NPs manage and provide care for both inpatient and outpatient populations, collaborating and consulting with physician colleagues and the inter-professional team as needed to address patient care needs. Treatment and discharge planning is one of several components within a comprehensive plan of care that is developed by NPs in consultation with the inter-professional team in the hospital setting. Currently, collaboration focuses on treatment and discharge with admission to follow July 1, 2012.
A central part of the NP role is to actively involve patients and families in the process of developing a therapeutic plan of care and monitoring patients’ response of treatment progress towards specific goals. NPs assess patients’ and their readiness for discharge throughout the hospital stay and work with inter-professional care teams to ensure discharge arrangements align with a safe transfer of accountability to the primary (or other) care provider.
NP accountabilities for treatment and discharge vary in different settings. Depending on both the complexity of coordinating the discharge or transition as well as access to members of the inter-professional teams (that may or may not include discharge planners), treatment and discharge may include:
- Comprehensive care planning, treatment and assessment of readiness for discharge,
- Plan to transfer care to the right provider, at the right time, to the right place,
- Development and communication of the discharge plan with patients, families and the inter-professional team,
- Communication of transfer of accountability to another care setting / care provider or coordination of care services in the community,
- Writing the discharge order and completing the prescriptions and appropriate chart documentation (e.g., health record summary), and
- Medication reconciliation.
NPs in many areas are already performing many of these functions through cumbersome “work arounds”, using medical directives to meet

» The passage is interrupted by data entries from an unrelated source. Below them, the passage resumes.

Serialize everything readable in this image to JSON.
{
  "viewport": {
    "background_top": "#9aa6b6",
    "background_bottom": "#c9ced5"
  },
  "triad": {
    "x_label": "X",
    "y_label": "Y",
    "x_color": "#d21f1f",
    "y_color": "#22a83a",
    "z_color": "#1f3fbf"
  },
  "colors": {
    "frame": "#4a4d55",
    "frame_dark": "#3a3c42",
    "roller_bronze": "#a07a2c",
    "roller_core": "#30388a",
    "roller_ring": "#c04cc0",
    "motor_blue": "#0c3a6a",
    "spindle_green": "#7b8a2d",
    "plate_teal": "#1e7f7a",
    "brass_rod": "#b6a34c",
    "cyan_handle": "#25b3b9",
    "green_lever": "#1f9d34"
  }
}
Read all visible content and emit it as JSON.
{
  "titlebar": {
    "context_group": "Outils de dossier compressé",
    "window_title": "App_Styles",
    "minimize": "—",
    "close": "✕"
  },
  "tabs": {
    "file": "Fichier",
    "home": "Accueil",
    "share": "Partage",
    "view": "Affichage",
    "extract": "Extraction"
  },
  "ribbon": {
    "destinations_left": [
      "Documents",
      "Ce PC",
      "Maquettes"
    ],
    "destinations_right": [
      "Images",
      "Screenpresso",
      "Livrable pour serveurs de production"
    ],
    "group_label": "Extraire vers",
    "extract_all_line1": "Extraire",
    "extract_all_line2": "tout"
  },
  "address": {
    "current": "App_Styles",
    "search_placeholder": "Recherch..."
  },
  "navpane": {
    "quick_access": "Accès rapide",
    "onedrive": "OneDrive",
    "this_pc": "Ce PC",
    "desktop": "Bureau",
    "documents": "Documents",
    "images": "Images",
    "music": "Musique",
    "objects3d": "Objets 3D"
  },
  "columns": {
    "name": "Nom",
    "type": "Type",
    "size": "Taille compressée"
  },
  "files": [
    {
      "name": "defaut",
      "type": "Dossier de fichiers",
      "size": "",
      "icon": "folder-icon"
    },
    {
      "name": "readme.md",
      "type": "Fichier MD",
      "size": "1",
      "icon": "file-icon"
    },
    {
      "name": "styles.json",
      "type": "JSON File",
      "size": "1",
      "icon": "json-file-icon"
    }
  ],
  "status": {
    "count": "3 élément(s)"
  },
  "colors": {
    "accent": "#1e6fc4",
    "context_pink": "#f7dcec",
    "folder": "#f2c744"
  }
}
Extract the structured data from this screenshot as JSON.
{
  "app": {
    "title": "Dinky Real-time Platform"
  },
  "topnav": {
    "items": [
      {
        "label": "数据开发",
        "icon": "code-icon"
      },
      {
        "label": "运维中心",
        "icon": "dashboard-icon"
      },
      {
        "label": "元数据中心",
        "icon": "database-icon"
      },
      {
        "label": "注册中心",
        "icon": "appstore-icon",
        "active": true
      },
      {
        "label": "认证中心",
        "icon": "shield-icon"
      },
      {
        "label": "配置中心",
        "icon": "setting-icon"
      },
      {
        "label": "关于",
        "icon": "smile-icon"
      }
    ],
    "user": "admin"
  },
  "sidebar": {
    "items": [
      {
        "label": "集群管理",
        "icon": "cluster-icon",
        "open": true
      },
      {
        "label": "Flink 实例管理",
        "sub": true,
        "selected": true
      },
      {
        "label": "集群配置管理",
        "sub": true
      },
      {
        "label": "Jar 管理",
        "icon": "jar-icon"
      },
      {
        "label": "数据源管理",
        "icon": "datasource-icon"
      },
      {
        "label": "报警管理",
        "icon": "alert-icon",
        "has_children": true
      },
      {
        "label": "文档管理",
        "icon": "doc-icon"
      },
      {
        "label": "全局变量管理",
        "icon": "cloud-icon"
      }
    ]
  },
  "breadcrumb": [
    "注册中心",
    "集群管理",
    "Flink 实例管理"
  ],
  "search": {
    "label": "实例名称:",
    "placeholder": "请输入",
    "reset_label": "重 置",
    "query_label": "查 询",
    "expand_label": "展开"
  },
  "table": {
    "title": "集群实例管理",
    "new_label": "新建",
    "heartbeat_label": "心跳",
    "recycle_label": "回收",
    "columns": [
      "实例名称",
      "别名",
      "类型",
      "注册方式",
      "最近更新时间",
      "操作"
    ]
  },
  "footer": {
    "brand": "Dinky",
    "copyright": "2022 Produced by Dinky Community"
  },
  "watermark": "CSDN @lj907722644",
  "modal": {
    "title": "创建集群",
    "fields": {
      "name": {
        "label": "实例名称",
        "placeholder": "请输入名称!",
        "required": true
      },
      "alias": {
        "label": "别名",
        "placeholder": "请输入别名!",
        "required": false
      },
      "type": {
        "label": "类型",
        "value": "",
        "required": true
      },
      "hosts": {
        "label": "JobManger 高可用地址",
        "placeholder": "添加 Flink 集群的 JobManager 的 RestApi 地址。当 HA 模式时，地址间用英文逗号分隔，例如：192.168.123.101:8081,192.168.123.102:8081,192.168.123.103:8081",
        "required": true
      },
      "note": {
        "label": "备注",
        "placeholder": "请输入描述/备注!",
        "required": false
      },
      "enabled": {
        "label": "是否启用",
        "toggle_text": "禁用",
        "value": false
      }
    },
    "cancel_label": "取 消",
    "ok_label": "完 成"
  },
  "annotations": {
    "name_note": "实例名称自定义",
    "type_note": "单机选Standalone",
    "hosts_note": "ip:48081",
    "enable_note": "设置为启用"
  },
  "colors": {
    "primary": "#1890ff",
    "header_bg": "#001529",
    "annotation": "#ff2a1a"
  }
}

patient and system requirements. Hospital adoption of NP treatment and discharge enables NPs to focus on more direct processes that improve the effectiveness and efficiency of discharge while ensuring full accountability during the discharge process. Hospitals have an ideal opportunity to use this formal legislative authority to maximize the scope of NPs practice contributions and to explore innovative ways to improve admit, treat and improve inpatient processes within the inter-professional team.
When preparing for adoption of NP authority, organizations should examine existing admission, treatment and discharge practices and consider
how adoption of NP authority could increase the efficiency and effectiveness of current care processes. Hospitals should examine the role and accountabilities of all healthcare team members and clearly identify the NP role and responsibilities within their own particular inter-professional teams. Key Questions for Hospitals to Consider when Implementing NP Inpatient Authority, are provided within this toolkit. Similarly, Tools for NP Implementation, which facilitate inpatient care processes and include discharge check lists, care maps, and other forms of tracking tools, are also included in this Toolkit. These tools compare patient’s progress to established goals in their health record. Such leading practices keep the entire healthcare team aware of each patient’s readiness for transfer of care to another provider and discharge from the hospital setting.